The Biden Administration issued a sweeping Executive Order on “Promoting Competition in the American Economy” last month. This Order’s 72 initiatives span many sectors and industries, including health insurance and the healthcare industry, and by extension, many employers. While initial impacts may be limited, it provides a peek at potential policies likely to impact health insurance, the healthcare industry, and employers. Here are three takeaways from Biden’s Executive Order on Competition.
1. Reducing healthcare costs remains a priority.
From prescription drugs, to insurance plans, to hearing aids, many of the Order’s policy initiatives focus on reducing healthcare costs. The Order includes renewed proposals for importing prescription drugs and increased support for generic and biosimilar drugs, which can provide low-cost options for patients.1
The Order directs HHS to release a plan within 45 days addressing prescription drug prices and what the administration considers to be noncompetitive pricing practices.
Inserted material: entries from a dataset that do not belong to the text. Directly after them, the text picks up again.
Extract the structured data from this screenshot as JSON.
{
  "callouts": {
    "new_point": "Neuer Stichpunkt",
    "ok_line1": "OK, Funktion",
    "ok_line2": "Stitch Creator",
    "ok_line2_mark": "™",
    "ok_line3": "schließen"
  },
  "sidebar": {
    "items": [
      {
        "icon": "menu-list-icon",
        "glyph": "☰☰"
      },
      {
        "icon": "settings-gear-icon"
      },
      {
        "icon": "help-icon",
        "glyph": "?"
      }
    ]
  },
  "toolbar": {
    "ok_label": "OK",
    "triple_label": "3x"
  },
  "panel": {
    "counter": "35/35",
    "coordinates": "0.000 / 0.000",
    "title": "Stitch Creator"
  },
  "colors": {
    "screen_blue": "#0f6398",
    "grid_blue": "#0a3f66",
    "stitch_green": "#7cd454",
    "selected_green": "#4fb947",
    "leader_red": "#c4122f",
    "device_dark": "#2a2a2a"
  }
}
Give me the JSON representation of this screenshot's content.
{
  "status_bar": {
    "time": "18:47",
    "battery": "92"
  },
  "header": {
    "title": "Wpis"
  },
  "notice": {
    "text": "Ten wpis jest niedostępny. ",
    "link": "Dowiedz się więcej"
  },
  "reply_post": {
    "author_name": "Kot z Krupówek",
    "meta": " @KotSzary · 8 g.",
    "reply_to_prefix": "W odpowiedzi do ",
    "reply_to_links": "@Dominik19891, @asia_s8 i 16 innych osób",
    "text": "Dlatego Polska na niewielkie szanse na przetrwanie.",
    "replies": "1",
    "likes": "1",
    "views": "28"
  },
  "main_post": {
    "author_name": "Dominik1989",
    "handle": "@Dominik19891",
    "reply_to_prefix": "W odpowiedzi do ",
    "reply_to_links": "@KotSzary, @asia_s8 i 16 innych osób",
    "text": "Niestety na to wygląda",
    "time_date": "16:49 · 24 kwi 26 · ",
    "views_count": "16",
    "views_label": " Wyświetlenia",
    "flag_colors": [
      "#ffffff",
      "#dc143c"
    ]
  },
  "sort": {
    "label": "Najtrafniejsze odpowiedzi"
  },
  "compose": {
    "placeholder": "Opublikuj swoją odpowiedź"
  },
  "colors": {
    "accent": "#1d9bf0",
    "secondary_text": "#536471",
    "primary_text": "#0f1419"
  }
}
It also pushes the Federal Trade Commission (FTC) to ban “pay for delay,” where brand-name drug manufacturers pay generic manufacturers to stay out of the market.2
The new initiatives seeking to limit prescription drug prices, including importing prescriptions from Canada, could potentially result in savings for participants and health plans, although we saw many of these same initiatives from the Trump Administration without much of an impact. Manufacturers—and Canada—oppose the importation effort.3
However, it will certainly benefit employers to have prescription drug costs lowered by some of these initiatives (if they become effective regulations).
The Order also reiterates several other previously announced policy priorities of the Biden Administration, including health plan and hospital price transparency, Medicare reform via “inflation caps,” and the enactment of a “public health insurance option.” While these transparency rules have already been issued as regulations, and while these other previously announced healthcare reform initiatives have not, their mention in this Order signals these initiatives as priorities of the Biden administration agencies in the months and years to come (even though it’s unclear how soon the Medicare and “public option” initiatives will go into effect).
By contrast, one new initiative that does seem likely to go into effect soon is the proposal to make hearing aids available over the counter (OTC). Participants and health plans that would have paid for hearing aids with health insurance will, as a result, likely pay less if hearing aids are sold OTC due to this Executive Order.
2. Mergers and consolidation are being scrutinized.
This Order makes it clear that the FTC and Department of Justice will have considerable oversight and enforcement power to stop mergers of, and potentially break up, large health insurance carriers, healthcare providers and pharmaceutical companies, among other large firms.
In the case of large healthcare provider systems, research has shown that consolidation leads to higher prices without improvement in the care provided. Consolidation also reduces the bargaining power of employers and plan sponsors.4
For insurance companies, studies show that there may be a “happy medium” related to consolidation and competition. More consolidation does seem to improve their negotiation power with providers, though this only leads to lower premiums in regions with enough competition.5
In either case, employers and plan sponsors may benefit if the rate of consolidation is slowed by tougher enforcement of U.S. antitrust laws.
3. It offers a glimpse of the future more than immediate impact.
While the Order is certainly ambitious, it is unlikely that any of the new initiatives will become effective regulations in the next six months, and many won’t happen in the next year. In the long term, however, these initiatives will likely impact health insurance, the healthcare industry, and employers.
It’s always important to remember that an Executive Order only directs government agencies to take action on certain policy initiatives of the White House. It doesn’t have the effect of law or regulation, and so, employers, carriers and plans do not have to immediately comply with these rules. Further, it may take a considerable amount of time before the agencies issue regulations carrying out these orders, and then even longer before they are effective rules that require compliance.
However, it does offer valuable insight and an indication of what employers and the insurance industry can expect from the Biden administration and government agencies in the months and years ahead. We could see more formalized plans and proposed rules for some of these initiatives as soon as the fall, so stay connected with your employee benefits broker and compliance team.
1 The White House Briefing Room, “Executive Order on Promoting Competition in the American Economy”
2 The White House Briefing Room, “FACT SHEET: Executive Order on Promoting Competition in the American Economy”
3 CNN, “Biden signs sweeping executive order that targets Big Tech and aims to push competition in US economy”
4 Kaiser Family Foundation, “What We Know About Provider Consolidation”
5 Kaiser Family Foundation, “What We Know About Provider Consolidation”